What you need to do: Return copies of the lines below that mention "test".

§

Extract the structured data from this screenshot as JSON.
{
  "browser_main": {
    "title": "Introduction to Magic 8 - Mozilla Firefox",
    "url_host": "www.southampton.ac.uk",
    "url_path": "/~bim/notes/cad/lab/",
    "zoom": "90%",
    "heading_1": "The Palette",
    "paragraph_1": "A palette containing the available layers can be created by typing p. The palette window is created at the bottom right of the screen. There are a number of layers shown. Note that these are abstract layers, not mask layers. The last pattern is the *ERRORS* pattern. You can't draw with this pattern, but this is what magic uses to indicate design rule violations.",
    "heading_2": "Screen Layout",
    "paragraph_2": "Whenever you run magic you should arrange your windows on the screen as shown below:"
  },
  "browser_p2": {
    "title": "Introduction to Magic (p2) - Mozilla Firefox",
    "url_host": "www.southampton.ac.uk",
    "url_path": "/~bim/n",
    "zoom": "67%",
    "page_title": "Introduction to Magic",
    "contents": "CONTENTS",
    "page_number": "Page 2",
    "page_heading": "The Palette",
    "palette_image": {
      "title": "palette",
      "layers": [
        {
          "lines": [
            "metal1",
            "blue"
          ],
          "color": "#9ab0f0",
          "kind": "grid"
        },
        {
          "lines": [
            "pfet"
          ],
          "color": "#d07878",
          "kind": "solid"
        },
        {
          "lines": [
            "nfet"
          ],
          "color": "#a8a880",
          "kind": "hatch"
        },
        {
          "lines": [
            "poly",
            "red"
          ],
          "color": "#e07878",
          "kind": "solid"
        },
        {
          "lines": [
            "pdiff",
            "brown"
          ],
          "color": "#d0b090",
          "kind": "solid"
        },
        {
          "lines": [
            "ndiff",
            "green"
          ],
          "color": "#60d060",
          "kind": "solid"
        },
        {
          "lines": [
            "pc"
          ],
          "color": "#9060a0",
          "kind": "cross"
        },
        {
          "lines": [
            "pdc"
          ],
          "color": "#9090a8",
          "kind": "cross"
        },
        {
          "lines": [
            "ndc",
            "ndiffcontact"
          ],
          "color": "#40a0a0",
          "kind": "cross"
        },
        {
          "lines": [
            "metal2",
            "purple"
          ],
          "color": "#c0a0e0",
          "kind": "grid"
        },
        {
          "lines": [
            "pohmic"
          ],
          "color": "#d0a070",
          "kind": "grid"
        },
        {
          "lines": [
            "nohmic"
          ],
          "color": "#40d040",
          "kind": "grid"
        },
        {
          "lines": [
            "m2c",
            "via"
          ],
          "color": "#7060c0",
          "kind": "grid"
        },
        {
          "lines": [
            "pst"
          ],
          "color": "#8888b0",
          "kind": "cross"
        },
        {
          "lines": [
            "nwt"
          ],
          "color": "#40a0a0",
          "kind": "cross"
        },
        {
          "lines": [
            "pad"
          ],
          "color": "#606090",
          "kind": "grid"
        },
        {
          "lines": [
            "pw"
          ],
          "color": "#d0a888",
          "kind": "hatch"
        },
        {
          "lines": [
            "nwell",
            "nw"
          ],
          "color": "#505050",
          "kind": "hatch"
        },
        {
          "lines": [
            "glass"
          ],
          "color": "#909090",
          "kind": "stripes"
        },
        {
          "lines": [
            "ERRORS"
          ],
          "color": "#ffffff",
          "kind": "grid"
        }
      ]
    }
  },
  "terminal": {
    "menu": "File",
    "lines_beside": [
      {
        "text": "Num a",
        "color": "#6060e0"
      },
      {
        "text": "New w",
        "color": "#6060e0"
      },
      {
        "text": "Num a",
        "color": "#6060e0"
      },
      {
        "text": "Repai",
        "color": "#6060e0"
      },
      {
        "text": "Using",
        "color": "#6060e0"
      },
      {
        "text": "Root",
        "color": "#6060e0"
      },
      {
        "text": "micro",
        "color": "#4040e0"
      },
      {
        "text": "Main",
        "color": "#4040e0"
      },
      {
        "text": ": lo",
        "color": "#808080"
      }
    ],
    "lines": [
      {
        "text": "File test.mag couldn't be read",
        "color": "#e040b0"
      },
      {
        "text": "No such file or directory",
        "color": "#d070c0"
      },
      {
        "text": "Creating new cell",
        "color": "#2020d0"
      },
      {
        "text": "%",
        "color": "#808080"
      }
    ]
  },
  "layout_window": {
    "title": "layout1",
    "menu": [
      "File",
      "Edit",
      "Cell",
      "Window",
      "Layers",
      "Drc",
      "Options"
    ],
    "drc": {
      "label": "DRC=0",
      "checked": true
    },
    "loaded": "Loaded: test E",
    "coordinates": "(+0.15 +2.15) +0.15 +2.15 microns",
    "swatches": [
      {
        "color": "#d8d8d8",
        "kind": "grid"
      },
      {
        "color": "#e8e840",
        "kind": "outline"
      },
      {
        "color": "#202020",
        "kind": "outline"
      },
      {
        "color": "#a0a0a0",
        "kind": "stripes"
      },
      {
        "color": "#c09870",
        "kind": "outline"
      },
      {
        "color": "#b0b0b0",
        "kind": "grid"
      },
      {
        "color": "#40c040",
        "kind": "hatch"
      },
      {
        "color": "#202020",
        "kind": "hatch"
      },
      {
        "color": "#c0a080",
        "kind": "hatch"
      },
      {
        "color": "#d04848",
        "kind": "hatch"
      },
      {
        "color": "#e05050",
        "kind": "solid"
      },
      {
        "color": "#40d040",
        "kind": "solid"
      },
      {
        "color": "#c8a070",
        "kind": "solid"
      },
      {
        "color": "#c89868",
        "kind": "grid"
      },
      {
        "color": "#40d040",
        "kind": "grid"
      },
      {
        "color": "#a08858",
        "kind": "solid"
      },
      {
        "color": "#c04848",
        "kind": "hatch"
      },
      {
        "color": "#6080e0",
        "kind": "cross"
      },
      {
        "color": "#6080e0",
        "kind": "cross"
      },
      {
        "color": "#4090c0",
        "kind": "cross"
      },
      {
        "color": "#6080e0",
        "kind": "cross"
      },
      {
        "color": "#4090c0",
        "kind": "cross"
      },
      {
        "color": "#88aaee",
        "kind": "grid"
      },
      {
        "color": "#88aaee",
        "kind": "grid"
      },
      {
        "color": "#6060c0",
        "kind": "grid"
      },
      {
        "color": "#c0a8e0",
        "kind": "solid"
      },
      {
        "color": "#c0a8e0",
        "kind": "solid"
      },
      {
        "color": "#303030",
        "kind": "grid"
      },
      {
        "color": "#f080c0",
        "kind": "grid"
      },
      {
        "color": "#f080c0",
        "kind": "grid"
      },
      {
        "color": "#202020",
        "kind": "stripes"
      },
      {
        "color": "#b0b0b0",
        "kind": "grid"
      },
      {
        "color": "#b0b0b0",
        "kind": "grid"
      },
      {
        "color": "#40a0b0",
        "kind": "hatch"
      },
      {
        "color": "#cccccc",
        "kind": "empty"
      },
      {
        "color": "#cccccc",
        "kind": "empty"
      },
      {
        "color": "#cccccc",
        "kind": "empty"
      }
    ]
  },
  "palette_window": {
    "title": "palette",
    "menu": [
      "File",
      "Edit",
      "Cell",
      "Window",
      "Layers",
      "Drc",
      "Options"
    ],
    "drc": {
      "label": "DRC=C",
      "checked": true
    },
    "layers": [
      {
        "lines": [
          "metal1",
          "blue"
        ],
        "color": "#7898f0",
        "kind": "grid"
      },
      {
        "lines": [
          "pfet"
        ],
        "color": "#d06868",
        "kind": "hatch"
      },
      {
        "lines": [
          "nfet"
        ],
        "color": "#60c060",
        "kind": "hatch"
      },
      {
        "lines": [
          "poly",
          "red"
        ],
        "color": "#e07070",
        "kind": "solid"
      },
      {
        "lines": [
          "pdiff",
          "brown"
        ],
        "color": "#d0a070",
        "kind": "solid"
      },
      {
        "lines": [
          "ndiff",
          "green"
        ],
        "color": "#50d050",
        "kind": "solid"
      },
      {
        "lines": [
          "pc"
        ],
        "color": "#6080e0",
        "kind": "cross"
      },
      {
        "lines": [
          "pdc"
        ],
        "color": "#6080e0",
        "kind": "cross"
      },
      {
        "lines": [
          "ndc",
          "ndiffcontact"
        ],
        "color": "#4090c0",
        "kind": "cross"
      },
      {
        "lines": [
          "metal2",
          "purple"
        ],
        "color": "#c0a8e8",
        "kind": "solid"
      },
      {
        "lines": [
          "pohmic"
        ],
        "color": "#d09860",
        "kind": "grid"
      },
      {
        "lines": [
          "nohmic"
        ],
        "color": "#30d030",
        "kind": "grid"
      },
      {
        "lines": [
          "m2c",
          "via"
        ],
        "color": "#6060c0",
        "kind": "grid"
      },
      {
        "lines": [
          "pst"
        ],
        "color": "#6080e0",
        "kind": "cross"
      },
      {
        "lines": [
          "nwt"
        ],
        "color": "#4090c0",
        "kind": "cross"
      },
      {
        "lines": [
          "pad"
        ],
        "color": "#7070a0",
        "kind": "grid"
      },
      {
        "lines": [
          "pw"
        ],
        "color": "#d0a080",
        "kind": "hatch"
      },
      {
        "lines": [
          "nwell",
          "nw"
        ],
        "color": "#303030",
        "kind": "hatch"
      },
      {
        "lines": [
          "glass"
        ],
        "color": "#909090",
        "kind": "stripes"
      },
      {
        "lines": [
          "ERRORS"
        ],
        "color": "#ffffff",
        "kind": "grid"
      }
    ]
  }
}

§

Answer section:
        "text": "File test.mag couldn't be read",
    "loaded": "Loaded: test E",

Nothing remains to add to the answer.